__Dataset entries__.
***

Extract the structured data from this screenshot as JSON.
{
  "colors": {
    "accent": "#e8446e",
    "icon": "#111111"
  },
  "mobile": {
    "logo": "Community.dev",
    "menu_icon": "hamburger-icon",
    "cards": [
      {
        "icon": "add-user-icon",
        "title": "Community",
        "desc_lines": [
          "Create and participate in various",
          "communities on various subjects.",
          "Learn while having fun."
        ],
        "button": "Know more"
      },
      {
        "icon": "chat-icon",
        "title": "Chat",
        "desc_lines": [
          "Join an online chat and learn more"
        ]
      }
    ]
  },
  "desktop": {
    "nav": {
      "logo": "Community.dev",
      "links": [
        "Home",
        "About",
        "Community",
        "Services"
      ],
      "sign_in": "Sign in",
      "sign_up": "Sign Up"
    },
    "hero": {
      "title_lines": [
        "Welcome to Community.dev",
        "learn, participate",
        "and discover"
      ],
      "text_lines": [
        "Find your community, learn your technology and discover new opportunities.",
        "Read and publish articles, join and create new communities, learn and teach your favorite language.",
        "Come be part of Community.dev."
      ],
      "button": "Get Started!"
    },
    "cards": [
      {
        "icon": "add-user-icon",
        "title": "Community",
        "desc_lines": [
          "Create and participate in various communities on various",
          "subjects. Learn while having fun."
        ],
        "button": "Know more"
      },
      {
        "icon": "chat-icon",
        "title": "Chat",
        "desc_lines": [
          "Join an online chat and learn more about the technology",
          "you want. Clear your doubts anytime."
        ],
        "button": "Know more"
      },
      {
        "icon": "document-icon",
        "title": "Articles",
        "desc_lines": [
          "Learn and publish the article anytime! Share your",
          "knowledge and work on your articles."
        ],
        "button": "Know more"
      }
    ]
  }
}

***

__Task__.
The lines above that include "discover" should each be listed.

__Answer below__.
        "and discover"
        "Find your community, learn your technology and discover new opportunities.",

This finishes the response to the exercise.